Allegations about Hariri’s Saudi ties make waves

Sunday 12/06/2016

The positions issued by the Future Movement and its leader Saad Hariri in recent years, culminating in the shock endorsement of Marada Movement leader Suleiman Frangieh for president last November, have been surprising to many in the March 14 alliance.
A recent statement from Lebanese Interior Minister Nohad Machnouk, a prominent member of the Future Movement, claim­ing that the former prime minis­ter was pressured to nominate Frangieh, a member of the rival March 8 bloc, at the behest of Saudi Arabia made waves across Lebanon.
Although many articles and analyses have elaborated on the role Saudi Arabia has played in Hariri’s policies since he was pressured to visit Damascus in 2009 to seek to open a new chapter in Lebanese-Syrian relations, there have been no leaks from within the Future Movement to suggest this. This is something that would, to many, explain some of Hariri’s curious decision-making in the past.
The statement by Machnouk alleging Riyadh’s role in the decisions taken by Hariri repre­sents an unexpected revelation from within the Future Move­ment. This would also help to justify the Future Movement’s weak showing in municipal elections in Lebanon’s Sunni-dominated city of Tripoli, losing to an electoral list backed by former Justice minister Ashraf Rifi, who had resigned following a spat with Hariri over the handling of a case related to former minister Michel Samaha.
Observers said Machnouk may be trying to expose Hariri’s secrets, revealing what the Future Movement leader cannot. Strengthening Machnouk’s claims, diplomatic sources have come out in the media to allege that foreign ambassadors had explored the idea of nominating Frangieh for president and that Hariri would not have put forward this proposal without a green light from Saudi Arabia.
Saudi circles say Saudi Ambas­sador to Lebanon Ali Awad al-Asiri’s denial of Machnouk’s allegations and his affirmation that Saudi Arabia does not interfere in Lebanon’s domestic affairs are an accurate summation of the “official” Saudi position.

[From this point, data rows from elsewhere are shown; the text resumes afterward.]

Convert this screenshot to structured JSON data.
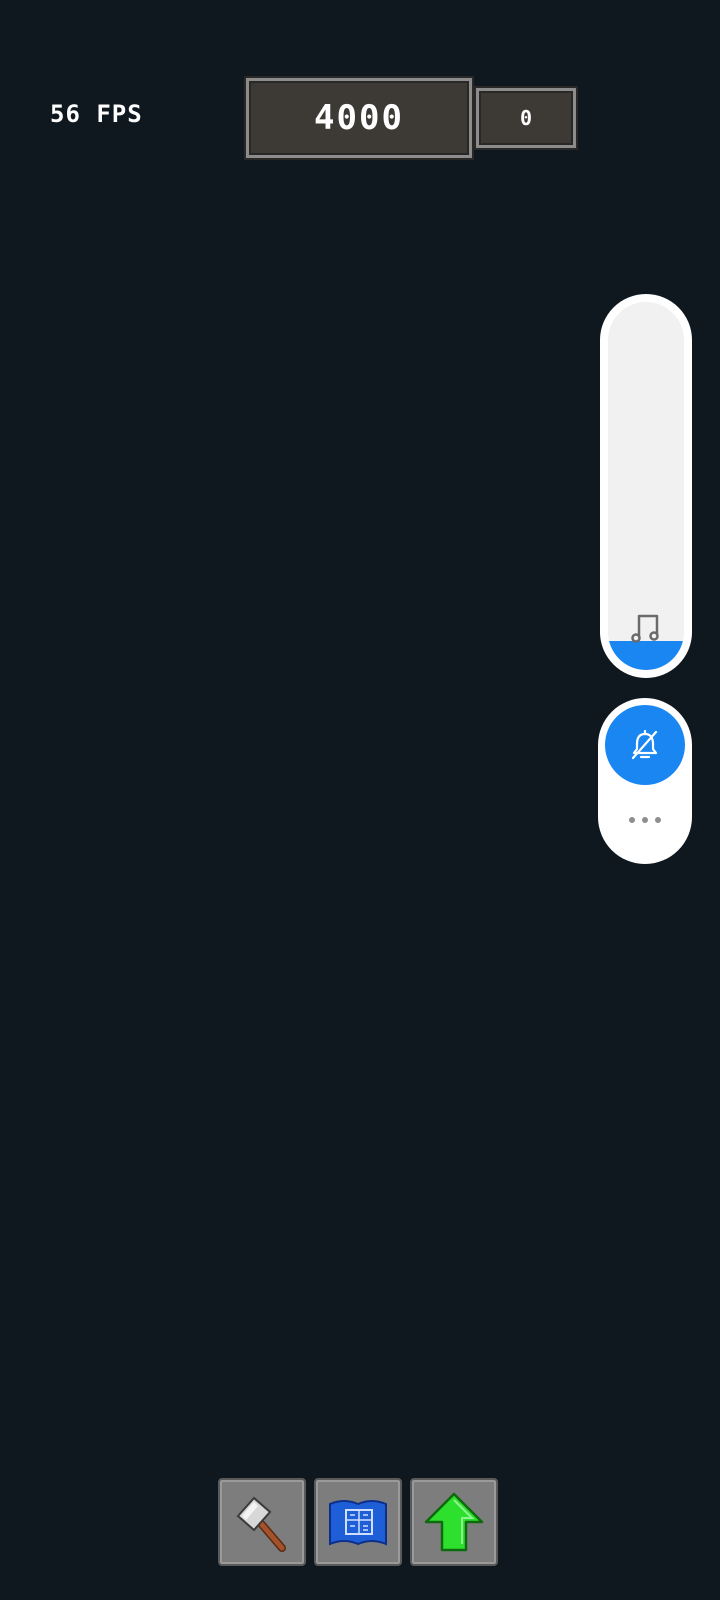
{
  "hud": {
    "fps_label": "56 FPS",
    "score": "4000",
    "counter": "0"
  },
  "volume_overlay": {
    "level_fraction": 0.08,
    "icon": "music-note-icon",
    "ringer_icon": "bell-muted-icon",
    "more_icon": "more-dots-icon",
    "accent_color": "#1a86f2"
  },
  "toolbar": {
    "tools": [
      {
        "icon": "hammer-icon"
      },
      {
        "icon": "blueprint-icon"
      },
      {
        "icon": "upgrade-arrow-icon"
      }
    ]
  },
  "colors": {
    "background": "#0f181f",
    "panel": "#3d3a36",
    "panel_border": "#8c8c8c",
    "tool_background": "#7d7d7d"
  }
}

At the same time, Riyadh has said it would not stand in the way of any initiative that leads to filling Lebanon’s vacant presi­dency and that it has encouraged all sides, including Hariri, to work together to elect a president — without specifying a preferred candidate.
Lebanese political figures have come out to say that Machnouk’s comments, which specified that this proposal took place during King Abdullah’s reign and not the current Saudi leadership — shed light on the nature of relations between Riyadh and Beirut, even if these are not comparable to Tehran’s relationship with Hezbollah.
For many political observers, Hezbollah is completely depend­ent on Iran. While the relationship between Hariri and Riyadh is characterised by complete freedom and the ability for the Future Movement leader to adopt whatever political action required to serve both their interests in Lebanon.
Some diplomatic sources said Machnouk’s allegations are not based on his personal feelings but aim to express a view that is gaining prevalence within the Future Movement, particularly as Hariri seems somewhat out of favour in Saudi Arabia.
Riyadh’s official response to Machnouk’s allegations was issued by the Saudi ambassador to Lebanon. As for the unofficial response, this was issued in certain Saudi newspapers that expressed anger at King Abdul­lah’s administration being blamed for the Future Movement’s flagging fortunes, highlighting the strong positions that the king­dom’s late monarch took in defence of Hariri’s Future Move­ment and the March 14 alliance.
The Future Movement leader­ship sought to mitigate the effects of Machnouk’s claims without completely disowning them, revealing that the allegations perhaps reflect a view from within the party itself. It seems that Machnouk did not expect the political and media storm that would accompany his claims, quickly coming out to say that he was expressing his own personal view, not that of his party.
Ultimately, Machnouk’s statement only serves to affirm the political atmosphere that has dogged the Future Movement since its municipal election defeat in Tripoli. The Rifi-backed electoral list’s victory in Tripoli was a shock for all Future Move­ment leadership and particularly Machnouk.
At a time when there have been whispers of the rivalry between Rifi and Machnouk over leader­ship of Lebanon’s Sunni commu­nity, particularly during Hariri’s long absence from Lebanon, it is clear that Rifi is in the ascend­ancy. Perhaps this is what prompted Machnouk to look for reasons for the Future Move­ment’s poor performance.